About this exercise
Lines where the string "Lösung" appears are to be copied from the entries below.

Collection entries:
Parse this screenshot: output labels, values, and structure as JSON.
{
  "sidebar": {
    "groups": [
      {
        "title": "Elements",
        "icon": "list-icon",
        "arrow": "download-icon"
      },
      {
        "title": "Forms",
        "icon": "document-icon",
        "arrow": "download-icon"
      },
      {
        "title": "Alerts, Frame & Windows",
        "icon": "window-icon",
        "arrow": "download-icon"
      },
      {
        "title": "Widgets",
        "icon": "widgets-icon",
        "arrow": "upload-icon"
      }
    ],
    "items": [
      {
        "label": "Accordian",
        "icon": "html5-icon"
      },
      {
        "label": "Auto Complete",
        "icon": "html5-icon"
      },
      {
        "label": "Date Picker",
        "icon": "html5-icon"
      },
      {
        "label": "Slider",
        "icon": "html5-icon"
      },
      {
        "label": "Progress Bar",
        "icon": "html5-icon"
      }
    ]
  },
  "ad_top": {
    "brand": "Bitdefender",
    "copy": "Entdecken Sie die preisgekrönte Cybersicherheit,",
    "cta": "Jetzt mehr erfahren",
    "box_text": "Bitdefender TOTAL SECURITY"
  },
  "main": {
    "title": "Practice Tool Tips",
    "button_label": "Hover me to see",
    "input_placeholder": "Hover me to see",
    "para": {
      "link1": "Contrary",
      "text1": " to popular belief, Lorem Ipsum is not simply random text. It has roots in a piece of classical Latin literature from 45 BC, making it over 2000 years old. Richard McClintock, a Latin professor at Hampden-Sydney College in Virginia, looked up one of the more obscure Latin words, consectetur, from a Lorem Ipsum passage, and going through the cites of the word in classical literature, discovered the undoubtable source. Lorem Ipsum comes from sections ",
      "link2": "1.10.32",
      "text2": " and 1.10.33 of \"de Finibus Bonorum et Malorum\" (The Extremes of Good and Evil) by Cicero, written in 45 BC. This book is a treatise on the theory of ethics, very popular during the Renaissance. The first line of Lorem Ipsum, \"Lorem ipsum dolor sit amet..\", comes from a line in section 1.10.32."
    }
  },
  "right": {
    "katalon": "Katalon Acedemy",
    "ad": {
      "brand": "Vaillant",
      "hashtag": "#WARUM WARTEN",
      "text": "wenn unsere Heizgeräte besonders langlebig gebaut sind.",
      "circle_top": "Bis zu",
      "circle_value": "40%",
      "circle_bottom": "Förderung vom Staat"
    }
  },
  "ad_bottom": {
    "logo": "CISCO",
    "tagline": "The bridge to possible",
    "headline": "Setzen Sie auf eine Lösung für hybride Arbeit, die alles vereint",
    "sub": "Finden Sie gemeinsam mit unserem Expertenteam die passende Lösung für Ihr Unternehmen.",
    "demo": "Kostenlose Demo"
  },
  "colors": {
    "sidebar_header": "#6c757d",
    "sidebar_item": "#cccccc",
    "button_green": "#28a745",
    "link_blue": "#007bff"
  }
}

Response area
    "headline": "Setzen Sie auf eine Lösung für hybride Arbeit, die alles vereint",
    "sub": "Finden Sie gemeinsam mit unserem Expertenteam die passende Lösung für Ihr Unternehmen.",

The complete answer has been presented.